> **Problem to work on**: Every line of the material is to be duplicated precisely.
-------------------------
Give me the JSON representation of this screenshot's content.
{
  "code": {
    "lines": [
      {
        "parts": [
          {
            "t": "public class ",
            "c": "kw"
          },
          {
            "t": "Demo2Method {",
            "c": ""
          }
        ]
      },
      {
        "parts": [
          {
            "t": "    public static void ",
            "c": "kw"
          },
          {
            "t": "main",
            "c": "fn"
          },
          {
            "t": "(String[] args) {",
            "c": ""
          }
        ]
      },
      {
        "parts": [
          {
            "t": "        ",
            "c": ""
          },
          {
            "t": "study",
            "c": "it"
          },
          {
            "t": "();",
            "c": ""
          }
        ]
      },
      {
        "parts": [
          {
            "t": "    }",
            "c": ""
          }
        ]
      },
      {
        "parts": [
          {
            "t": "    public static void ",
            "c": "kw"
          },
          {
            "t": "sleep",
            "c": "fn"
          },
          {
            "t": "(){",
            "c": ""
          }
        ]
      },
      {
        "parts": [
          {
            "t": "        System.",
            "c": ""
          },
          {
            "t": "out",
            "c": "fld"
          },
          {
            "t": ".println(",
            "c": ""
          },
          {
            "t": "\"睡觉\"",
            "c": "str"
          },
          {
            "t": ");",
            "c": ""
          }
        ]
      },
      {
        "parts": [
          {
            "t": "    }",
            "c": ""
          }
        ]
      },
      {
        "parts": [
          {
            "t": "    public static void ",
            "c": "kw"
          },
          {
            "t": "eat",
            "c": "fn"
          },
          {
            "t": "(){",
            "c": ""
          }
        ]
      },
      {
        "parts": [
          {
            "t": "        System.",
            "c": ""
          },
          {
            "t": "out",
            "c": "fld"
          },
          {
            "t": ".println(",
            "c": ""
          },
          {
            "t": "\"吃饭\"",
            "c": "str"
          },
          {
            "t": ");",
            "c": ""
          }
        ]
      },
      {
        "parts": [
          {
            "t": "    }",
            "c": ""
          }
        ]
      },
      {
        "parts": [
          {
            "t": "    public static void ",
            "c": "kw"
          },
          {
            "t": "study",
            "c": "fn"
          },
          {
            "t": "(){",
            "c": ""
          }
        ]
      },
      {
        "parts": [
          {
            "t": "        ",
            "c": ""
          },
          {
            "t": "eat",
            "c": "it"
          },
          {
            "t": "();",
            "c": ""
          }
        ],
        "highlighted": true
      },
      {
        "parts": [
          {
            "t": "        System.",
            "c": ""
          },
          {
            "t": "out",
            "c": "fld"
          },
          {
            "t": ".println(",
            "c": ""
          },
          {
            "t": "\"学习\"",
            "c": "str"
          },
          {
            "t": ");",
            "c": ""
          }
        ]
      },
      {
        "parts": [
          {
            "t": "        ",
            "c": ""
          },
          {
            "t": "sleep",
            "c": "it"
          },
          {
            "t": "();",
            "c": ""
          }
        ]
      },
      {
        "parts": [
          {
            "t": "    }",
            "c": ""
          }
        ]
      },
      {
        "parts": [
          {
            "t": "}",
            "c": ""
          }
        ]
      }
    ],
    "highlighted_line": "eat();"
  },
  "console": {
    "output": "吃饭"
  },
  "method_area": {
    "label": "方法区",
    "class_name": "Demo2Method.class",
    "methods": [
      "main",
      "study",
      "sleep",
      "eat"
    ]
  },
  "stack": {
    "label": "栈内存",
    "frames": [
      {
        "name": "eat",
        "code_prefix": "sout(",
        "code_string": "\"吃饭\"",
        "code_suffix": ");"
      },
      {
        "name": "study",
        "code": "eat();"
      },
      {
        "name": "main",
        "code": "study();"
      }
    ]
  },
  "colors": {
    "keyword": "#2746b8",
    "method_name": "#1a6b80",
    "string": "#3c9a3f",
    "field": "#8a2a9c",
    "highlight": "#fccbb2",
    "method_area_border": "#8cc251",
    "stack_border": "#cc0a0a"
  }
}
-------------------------
> **Your response**:
Give me the JSON representation of this screenshot's content.
{
  "code": {
    "lines": [
      {
        "parts": [
          {
            "t": "public class ",
            "c": "kw"
          },
          {
            "t": "Demo2Method {",
            "c": ""
          }
        ]
      },
      {
        "parts": [
          {
            "t": "    public static void ",
            "c": "kw"
          },
          {
            "t": "main",
            "c": "fn"
          },
          {
            "t": "(String[] args) {",
            "c": ""
          }
        ]
      },
      {
        "parts": [
          {
            "t": "        ",
            "c": ""
          },
          {
            "t": "study",
            "c": "it"
          },
          {
            "t": "();",
            "c": ""
          }
        ]
      },
      {
        "parts": [
          {
            "t": "    }",
            "c": ""
          }
        ]
      },
      {
        "parts": [
          {
            "t": "    public static void ",
            "c": "kw"
          },
          {
            "t": "sleep",
            "c": "fn"
          },
          {
            "t": "(){",
            "c": ""
          }
        ]
      },
      {
        "parts": [
          {
            "t": "        System.",
            "c": ""
          },
          {
            "t": "out",
            "c": "fld"
          },
          {
            "t": ".println(",
            "c": ""
          },
          {
            "t": "\"睡觉\"",
            "c": "str"
          },
          {
            "t": ");",
            "c": ""
          }
        ]
      },
      {
        "parts": [
          {
            "t": "    }",
            "c": ""
          }
        ]
      },
      {
        "parts": [
          {
            "t": "    public static void ",
            "c": "kw"
          },
          {
            "t": "eat",
            "c": "fn"
          },
          {
            "t": "(){",
            "c": ""
          }
        ]
      },
      {
        "parts": [
          {
            "t": "        System.",
            "c": ""
          },
          {
            "t": "out",
            "c": "fld"
          },
          {
            "t": ".println(",
            "c": ""
          },
          {
            "t": "\"吃饭\"",
            "c": "str"
          },
          {
            "t": ");",
            "c": ""
          }
        ]
      },
      {
        "parts": [
          {
            "t": "    }",
            "c": ""
          }
        ]
      },
      {
        "parts": [
          {
            "t": "    public static void ",
            "c": "kw"
          },
          {
            "t": "study",
            "c": "fn"
          },
          {
            "t": "(){",
            "c": ""
          }
        ]
      },
      {
        "parts": [
          {
            "t": "        ",
            "c": ""
          },
          {
            "t": "eat",
            "c": "it"
          },
          {
            "t": "();",
            "c": ""
          }
        ],
        "highlighted": true
      },
      {
        "parts": [
          {
            "t": "        System.",
            "c": ""
          },
          {
            "t": "out",
            "c": "fld"
          },
          {
            "t": ".println(",
            "c": ""
          },
          {
            "t": "\"学习\"",
            "c": "str"
          },
          {
            "t": ");",
            "c": ""
          }
        ]
      },
      {
        "parts": [
          {
            "t": "        ",
            "c": ""
          },
          {
            "t": "sleep",
            "c": "it"
          },
          {
            "t": "();",
            "c": ""
          }
        ]
      },
      {
        "parts": [
          {
            "t": "    }",
            "c": ""
          }
        ]
      },
      {
        "parts": [
          {
            "t": "}",
            "c": ""
          }
        ]
      }
    ],
    "highlighted_line": "eat();"
  },
  "console": {
    "output": "吃饭"
  },
  "method_area": {
    "label": "方法区",
    "class_name": "Demo2Method.class",
    "methods": [
      "main",
      "study",
      "sleep",
      "eat"
    ]
  },
  "stack": {
    "label": "栈内存",
    "frames": [
      {
        "name": "eat",
        "code_prefix": "sout(",
        "code_string": "\"吃饭\"",
        "code_suffix": ");"
      },
      {
        "name": "study",
        "code": "eat();"
      },
      {
        "name": "main",
        "code": "study();"
      }
    ]
  },
  "colors": {
    "keyword": "#2746b8",
    "method_name": "#1a6b80",
    "string": "#3c9a3f",
    "field": "#8a2a9c",
    "highlight": "#fccbb2",
    "method_area_border": "#8cc251",
    "stack_border": "#cc0a0a"
  }
}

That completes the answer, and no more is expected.